My grandfather Max Bloom died 50 years ago today. I was too young to remember him, but my mom told me many stories about him. She adored her dad, and she used him as a model of what a man should be. This is why, for better and worse, he shaped me to be the person I am today.
Max got involved in the community. He organized scrap drives as a teenager during World War I. Mom told me that he got a commendation from President Wilson. He was actively involved in the Masons and their charity work. We still have his Mason certificate, and his pin is somewhere in storage.
He put his family first, and he often made sacrifices for them. Mom told me the story of how she wanted a rose gold Gruen watch. Grandpa gave up lunches for a month so he could surprise her with it as a gift. We still have that watch.
As much as Max Bloom was an inspirational story, he was also a cautionary one. His sacrifices cost him his health.
He developed heart disease at an early age. This caused him trouble in his career, and he had to move to several places until he took his family to Los Angeles. When Mom started at UCLA, he had a bout of illness that caused Mom to drop out of college so that she could take care of him and things at home. Fortunately, he lived long enough to walk my Mom down the aisle at her wedding and see his grandchildren be born. He died at age 66.
When I studied for my bar mitzvah, I took his Hebrew name, Mordecai, as my Hebrew name. I still remember Mom lighting the Yartzheit candle at the anniversary of his death and going to Yizkor service during High Holy Days to honor him.

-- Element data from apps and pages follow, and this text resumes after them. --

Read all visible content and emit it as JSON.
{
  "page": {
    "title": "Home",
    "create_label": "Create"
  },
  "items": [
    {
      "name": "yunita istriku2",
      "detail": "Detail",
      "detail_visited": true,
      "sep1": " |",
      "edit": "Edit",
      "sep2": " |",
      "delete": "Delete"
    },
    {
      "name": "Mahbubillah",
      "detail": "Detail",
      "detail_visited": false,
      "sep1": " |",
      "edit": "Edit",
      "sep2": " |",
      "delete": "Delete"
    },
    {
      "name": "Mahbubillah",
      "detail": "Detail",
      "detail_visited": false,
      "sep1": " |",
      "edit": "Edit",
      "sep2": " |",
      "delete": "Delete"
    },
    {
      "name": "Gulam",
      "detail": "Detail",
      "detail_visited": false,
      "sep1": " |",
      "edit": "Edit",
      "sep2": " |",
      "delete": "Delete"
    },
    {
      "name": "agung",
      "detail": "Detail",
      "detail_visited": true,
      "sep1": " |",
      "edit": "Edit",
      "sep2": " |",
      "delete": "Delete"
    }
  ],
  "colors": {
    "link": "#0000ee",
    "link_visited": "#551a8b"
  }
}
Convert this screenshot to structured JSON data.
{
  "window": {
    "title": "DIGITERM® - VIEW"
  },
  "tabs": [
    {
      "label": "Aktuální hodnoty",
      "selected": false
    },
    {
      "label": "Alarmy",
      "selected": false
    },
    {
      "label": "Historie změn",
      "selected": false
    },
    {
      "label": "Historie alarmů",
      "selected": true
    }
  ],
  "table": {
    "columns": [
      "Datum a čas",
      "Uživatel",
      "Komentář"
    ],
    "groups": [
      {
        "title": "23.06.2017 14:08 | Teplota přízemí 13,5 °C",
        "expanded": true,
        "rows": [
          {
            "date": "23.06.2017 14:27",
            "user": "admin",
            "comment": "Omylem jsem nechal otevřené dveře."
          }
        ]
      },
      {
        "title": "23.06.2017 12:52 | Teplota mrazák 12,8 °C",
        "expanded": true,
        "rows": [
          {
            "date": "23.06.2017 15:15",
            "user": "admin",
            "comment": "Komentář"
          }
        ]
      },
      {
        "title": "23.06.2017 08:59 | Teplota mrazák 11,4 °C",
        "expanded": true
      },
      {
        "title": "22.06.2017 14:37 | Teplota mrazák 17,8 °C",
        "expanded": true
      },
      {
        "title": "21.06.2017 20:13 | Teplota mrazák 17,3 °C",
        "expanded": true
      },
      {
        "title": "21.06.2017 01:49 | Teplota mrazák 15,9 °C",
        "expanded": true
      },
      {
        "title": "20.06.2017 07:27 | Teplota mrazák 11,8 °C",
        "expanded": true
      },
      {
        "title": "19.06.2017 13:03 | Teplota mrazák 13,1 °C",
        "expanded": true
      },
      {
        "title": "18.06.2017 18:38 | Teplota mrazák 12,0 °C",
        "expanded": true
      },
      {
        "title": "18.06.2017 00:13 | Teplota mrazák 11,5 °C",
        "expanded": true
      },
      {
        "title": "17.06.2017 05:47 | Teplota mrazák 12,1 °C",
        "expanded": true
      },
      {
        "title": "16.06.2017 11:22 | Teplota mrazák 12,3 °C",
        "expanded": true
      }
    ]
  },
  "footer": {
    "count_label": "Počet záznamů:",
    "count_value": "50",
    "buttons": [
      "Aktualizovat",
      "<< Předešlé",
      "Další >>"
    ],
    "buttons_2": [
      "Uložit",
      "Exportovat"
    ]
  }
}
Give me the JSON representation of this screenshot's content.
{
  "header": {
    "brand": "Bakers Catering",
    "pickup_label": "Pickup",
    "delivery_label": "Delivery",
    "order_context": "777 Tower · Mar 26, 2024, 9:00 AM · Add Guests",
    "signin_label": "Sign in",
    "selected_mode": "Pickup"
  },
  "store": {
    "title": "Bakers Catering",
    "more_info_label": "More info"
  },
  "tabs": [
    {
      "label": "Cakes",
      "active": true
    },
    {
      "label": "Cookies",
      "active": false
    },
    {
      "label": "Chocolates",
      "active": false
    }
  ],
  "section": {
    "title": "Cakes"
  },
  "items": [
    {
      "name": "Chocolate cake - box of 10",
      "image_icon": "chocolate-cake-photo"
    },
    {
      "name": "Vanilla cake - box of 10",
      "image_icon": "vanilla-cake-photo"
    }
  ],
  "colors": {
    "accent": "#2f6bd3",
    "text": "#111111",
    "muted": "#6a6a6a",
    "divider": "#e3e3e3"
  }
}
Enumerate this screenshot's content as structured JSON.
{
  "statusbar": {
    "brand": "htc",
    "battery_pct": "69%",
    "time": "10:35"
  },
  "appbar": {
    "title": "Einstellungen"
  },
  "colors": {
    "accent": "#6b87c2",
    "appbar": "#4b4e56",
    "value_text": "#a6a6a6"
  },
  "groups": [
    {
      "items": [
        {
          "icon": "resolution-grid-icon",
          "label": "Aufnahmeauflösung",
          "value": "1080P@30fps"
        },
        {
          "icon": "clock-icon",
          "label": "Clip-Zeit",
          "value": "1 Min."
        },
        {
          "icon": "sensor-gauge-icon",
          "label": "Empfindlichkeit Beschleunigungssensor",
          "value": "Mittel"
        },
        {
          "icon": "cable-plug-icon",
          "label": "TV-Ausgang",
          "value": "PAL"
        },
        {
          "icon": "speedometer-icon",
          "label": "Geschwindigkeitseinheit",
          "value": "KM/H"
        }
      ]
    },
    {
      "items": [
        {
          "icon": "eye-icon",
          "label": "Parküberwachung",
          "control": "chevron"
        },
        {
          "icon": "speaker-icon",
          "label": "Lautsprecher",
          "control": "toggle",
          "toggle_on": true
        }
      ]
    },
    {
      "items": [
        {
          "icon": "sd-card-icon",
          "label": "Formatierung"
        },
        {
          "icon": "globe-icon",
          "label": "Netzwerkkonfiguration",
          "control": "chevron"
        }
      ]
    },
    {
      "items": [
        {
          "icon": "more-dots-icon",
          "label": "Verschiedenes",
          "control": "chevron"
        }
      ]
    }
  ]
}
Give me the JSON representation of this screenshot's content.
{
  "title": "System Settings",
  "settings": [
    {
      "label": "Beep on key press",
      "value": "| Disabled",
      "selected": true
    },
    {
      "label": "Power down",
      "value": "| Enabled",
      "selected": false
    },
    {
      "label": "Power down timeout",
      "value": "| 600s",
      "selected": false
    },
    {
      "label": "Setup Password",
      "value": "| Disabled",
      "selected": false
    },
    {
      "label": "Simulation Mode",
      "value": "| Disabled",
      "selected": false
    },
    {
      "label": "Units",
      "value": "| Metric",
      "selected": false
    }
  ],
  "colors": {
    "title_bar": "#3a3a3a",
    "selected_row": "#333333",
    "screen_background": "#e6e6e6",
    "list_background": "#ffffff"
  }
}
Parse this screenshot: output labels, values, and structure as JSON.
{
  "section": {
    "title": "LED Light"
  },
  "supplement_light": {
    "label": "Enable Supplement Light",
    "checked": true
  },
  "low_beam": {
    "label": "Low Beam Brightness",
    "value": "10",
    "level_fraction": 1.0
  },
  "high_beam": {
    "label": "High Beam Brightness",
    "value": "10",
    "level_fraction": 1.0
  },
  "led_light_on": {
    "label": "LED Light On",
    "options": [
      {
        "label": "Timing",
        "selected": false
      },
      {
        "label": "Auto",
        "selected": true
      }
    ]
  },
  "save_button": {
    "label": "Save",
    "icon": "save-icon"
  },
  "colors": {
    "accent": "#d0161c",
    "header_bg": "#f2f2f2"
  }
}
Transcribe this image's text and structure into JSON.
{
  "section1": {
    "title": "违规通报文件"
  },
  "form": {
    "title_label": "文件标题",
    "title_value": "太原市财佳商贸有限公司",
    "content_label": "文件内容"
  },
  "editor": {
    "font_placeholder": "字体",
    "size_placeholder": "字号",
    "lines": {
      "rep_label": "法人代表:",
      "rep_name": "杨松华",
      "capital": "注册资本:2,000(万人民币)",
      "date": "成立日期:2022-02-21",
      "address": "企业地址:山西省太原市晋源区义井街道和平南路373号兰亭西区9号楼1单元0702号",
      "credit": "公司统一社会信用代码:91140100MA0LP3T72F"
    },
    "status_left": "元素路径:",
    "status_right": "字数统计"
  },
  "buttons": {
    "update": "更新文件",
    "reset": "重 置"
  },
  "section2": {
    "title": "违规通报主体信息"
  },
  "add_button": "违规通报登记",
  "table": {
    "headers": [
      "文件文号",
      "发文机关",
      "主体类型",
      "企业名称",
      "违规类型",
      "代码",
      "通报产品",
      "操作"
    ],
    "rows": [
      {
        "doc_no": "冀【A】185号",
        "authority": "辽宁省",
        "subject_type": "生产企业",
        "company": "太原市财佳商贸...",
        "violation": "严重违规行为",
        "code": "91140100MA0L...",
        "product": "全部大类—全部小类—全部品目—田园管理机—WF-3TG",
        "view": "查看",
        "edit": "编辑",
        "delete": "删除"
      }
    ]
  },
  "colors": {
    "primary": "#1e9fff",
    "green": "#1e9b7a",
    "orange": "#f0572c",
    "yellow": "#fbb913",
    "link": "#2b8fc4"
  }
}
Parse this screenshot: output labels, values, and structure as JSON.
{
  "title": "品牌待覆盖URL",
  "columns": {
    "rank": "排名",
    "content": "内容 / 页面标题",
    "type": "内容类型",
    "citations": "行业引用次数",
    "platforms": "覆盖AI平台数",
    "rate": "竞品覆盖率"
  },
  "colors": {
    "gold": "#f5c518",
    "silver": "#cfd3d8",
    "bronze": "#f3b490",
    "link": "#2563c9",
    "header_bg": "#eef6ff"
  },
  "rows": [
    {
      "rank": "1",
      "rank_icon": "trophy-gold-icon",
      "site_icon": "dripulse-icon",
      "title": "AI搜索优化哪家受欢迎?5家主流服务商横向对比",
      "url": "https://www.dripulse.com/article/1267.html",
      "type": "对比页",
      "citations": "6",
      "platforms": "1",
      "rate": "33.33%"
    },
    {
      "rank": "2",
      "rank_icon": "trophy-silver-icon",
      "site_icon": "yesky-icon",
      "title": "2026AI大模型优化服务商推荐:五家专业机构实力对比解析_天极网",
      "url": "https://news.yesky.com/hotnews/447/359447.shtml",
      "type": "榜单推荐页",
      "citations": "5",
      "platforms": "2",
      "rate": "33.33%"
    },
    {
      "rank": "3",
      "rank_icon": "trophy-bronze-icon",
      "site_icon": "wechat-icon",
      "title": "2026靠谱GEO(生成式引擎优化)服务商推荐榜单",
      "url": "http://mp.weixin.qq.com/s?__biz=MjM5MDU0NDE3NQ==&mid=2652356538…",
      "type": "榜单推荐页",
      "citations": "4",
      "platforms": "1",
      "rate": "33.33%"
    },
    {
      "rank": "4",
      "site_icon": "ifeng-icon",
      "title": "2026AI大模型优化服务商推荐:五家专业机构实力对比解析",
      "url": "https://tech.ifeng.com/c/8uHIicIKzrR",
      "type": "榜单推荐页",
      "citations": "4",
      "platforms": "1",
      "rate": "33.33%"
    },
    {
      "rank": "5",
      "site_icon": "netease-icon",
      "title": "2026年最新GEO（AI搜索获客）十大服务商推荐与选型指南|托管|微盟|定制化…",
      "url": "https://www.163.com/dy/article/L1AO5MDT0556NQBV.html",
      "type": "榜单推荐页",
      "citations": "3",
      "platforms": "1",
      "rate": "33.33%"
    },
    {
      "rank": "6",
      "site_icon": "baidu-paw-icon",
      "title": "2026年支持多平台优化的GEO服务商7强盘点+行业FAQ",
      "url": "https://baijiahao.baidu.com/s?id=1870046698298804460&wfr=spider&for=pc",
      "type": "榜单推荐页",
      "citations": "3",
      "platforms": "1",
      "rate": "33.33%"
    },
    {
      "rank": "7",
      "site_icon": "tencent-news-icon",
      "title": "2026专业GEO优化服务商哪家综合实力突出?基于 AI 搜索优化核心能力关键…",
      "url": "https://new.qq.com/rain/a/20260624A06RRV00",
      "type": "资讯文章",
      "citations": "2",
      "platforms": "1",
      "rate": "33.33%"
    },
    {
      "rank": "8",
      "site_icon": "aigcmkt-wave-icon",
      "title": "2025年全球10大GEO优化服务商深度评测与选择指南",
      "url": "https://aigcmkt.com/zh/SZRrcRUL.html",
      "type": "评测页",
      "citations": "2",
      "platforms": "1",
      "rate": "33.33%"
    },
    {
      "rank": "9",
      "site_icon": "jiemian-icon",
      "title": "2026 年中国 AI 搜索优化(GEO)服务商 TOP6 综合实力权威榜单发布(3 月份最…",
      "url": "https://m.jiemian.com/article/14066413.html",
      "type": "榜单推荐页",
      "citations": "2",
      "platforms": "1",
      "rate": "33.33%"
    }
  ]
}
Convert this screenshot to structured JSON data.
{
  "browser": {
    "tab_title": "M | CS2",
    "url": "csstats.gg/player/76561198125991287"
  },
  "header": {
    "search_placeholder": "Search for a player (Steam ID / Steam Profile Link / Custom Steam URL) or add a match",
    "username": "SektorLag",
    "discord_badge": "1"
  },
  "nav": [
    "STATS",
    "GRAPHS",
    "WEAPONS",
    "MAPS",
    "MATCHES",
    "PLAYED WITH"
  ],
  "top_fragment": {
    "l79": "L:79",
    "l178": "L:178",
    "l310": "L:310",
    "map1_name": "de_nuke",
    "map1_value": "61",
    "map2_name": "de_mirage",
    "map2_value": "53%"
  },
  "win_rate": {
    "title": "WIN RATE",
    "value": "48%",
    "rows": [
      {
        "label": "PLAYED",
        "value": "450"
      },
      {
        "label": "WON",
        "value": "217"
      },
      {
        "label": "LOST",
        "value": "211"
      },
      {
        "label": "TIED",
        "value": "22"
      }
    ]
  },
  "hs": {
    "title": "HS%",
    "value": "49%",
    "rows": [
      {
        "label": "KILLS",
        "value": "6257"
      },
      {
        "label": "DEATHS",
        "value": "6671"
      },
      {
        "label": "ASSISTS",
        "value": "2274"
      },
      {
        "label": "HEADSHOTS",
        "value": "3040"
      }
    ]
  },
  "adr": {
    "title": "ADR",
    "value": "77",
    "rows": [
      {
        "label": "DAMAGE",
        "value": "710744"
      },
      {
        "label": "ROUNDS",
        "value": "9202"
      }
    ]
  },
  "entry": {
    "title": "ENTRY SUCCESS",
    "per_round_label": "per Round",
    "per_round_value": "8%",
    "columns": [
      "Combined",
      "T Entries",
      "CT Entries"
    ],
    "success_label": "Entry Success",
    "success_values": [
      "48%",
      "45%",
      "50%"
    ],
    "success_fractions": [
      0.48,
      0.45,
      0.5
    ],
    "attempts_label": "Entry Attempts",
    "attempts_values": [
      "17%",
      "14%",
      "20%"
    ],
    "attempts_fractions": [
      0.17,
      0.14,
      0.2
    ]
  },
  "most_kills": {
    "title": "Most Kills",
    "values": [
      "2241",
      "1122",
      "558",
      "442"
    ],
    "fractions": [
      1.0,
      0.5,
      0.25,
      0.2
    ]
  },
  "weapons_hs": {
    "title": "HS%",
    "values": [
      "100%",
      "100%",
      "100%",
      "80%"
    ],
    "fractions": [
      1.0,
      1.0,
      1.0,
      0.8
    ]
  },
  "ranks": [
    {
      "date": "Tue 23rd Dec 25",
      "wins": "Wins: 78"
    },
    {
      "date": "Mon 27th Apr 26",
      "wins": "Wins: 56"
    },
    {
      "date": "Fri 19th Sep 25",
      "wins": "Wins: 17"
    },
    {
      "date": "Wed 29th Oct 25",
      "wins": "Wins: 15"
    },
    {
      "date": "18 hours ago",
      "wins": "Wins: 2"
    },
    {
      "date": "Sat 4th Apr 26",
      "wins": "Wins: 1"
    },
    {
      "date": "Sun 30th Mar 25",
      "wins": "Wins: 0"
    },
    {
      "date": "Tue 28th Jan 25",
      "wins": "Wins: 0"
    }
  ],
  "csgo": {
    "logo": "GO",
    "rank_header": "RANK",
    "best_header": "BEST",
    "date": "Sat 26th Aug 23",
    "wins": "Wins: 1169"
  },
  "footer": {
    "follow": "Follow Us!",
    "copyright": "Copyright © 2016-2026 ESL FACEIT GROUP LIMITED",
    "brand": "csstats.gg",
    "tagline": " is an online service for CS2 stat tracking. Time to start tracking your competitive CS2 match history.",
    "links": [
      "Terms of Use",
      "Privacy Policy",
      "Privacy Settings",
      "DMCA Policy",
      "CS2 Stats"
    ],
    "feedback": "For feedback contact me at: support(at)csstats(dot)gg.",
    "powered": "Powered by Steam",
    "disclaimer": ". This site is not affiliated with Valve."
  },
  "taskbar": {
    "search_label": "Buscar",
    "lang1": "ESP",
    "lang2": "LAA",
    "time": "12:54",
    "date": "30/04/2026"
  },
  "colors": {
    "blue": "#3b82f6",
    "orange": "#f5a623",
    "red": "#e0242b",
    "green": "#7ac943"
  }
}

Grandpa Max is an example how people can shape others and leave a legacy long after they’re gone. Even their shortcomings can teach us to be wiser people. I will always look up to him as an exemplary person. His memory remains a blessing.